Our bodies are meant for movement. Find the time – schedule it in – to move daily. Movement could be in the form of a walk or yoga, swimming, running or cardio, or anything that you enjoy. To incorporate movement with mindfulness try taking a “Mindfulness Walk” once every week. To do this, decide on a particular color, object, or shape that you are going to look for before your walk. Then, go out and look for it. You will notice things that have been there all along but you’ve never seen before. Breathe deeply, stay in the moment, and move your body.
4) Make sleep a priority
For a myriad of reasons, our society is becoming increasingly sleep-deprived. Sleep is significant in our body’s ability to be healthy. While sleeping, we repair damaged tissues and organs, metabolize hormones our body no longer needs, and our brains take the time to organize our thoughts and experiences to make memories out of the experiences that we have had in the day.
5) Get out in nature
Stop and smell the roses…literally. Being in nature is extremely restorative. Notice the warmth of the sun on your skin, the birds chirping in the trees, the smell of the grass. Nature calms your thoughts.
6) Feed yourself the best food possible and take time to taste your food
Make good food a priority for yourself. Cook “real” food when possible and begin to eliminate processed and fast food from your diet. Even small changes in diet can lead to increased energy and clarity. Remember to fully savor the colors and flavors on your plate and to not just gulp down that delicious green smoothie.
7) Treat yourself and relish it
Don’t beat yourself up when you want a treat. If you really want a treat just eat it with love and enjoy it without the side of guilt. Same goes for treating yourself to a day at the spa – it’s not very relaxing if you spend the whole time feeling guilty or worrying about something at work. Treats are special because they aren’t everyday occurrences, so make sure you are actually enjoying them in the moment.
8) Take time to be alone
Just as a sense of community is important for people so, too, is time alone. Time alone allows you to process thoughts and experiences and to rejuvenate with less distraction.
9) Do something you really enjoy every day
Daily, or as often as you can, do something you love to do. Take a bath with Epsom salts and essential oil, write in your journal, listen to music, read a book. Whatever activity you choose to do, don’t feel guilty about taking the time to do it. Remember, it’s feeding your soul and increasing your joy.
10) Be grateful

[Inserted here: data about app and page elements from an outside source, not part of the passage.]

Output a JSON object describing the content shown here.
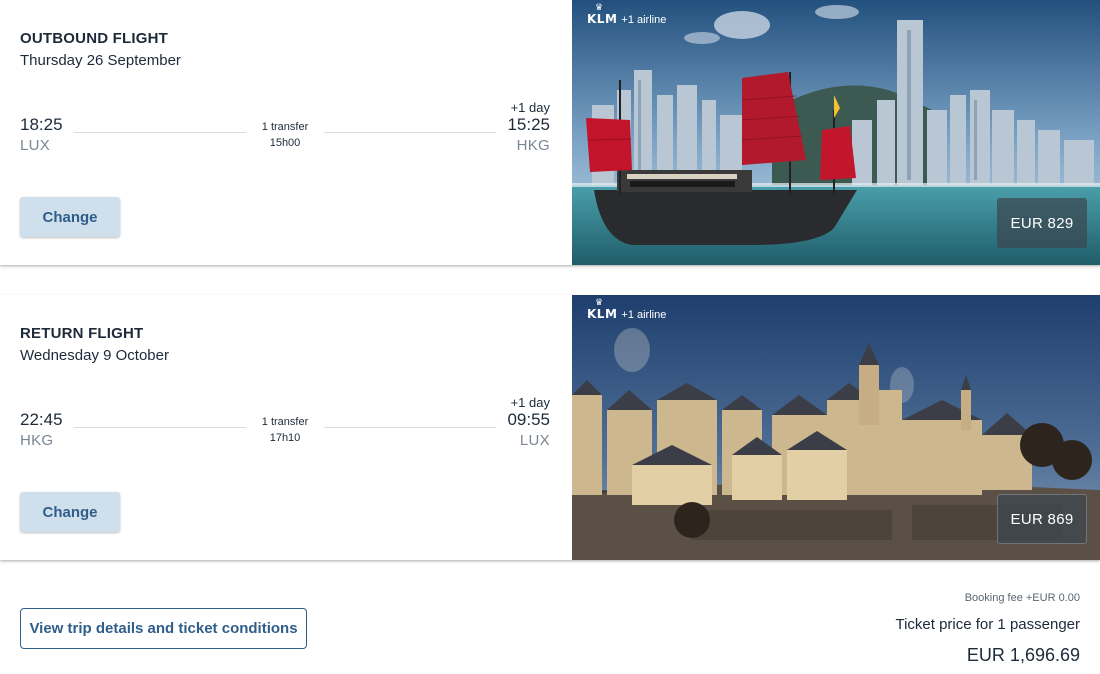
{
  "outbound": {
    "title": "OUTBOUND FLIGHT",
    "date": "Thursday 26 September",
    "departure_time": "18:25",
    "departure_code": "LUX",
    "transfer": "1 transfer",
    "duration": "15h00",
    "plus_day": "+1 day",
    "arrival_time": "15:25",
    "arrival_code": "HKG",
    "change_label": "Change",
    "airline_logo": "KLM",
    "airline_extra": "+1 airline",
    "price": "EUR 829",
    "image_icon": "hong-kong-junk-photo"
  },
  "return": {
    "title": "RETURN FLIGHT",
    "date": "Wednesday 9 October",
    "departure_time": "22:45",
    "departure_code": "HKG",
    "transfer": "1 transfer",
    "duration": "17h10",
    "plus_day": "+1 day",
    "arrival_time": "09:55",
    "arrival_code": "LUX",
    "change_label": "Change",
    "airline_logo": "KLM",
    "airline_extra": "+1 airline",
    "price": "EUR 869",
    "image_icon": "luxembourg-old-town-photo"
  },
  "footer": {
    "details_label": "View trip details and ticket conditions",
    "booking_fee": "Booking fee +EUR 0.00",
    "price_label": "Ticket price for 1 passenger",
    "total": "EUR 1,696.69"
  },
  "colors": {
    "primary": "#2f5e8a",
    "button_bg": "#cfdfec",
    "text": "#1d2a3a",
    "muted": "#7a8694"
  }
}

Begin and end your day with gratitude. Upon awakening, in the shower, or on the drive to work, think about at least three things, people, or experiences that you are grateful for. Then, at the end of the day, write down a few things you are grateful about from the day, and reflect on why they were meaningful to you. Doing this regularly will not only change your perceptions of your life and the people in it, but it will bring to you even more amazing things to be grateful for!
Janelle Whiteman has been part of the pet care services industry for more than 25 years. She co-founded an AAHA accredited animal hospital and opened the first luxury pet resort in Central Ohio. After 14 years of success, in 2015, she sold her Willow Wood Resort to pursue her passion for helping entrepreneurs achieve not only financial success as small business owners, but balance and fulfillment in life. Today, she is a personal growth coach, speaker, teacher, master trainer, and owner of ClearPath Worx, a business dedicated to the balanced success of entrepreneurs.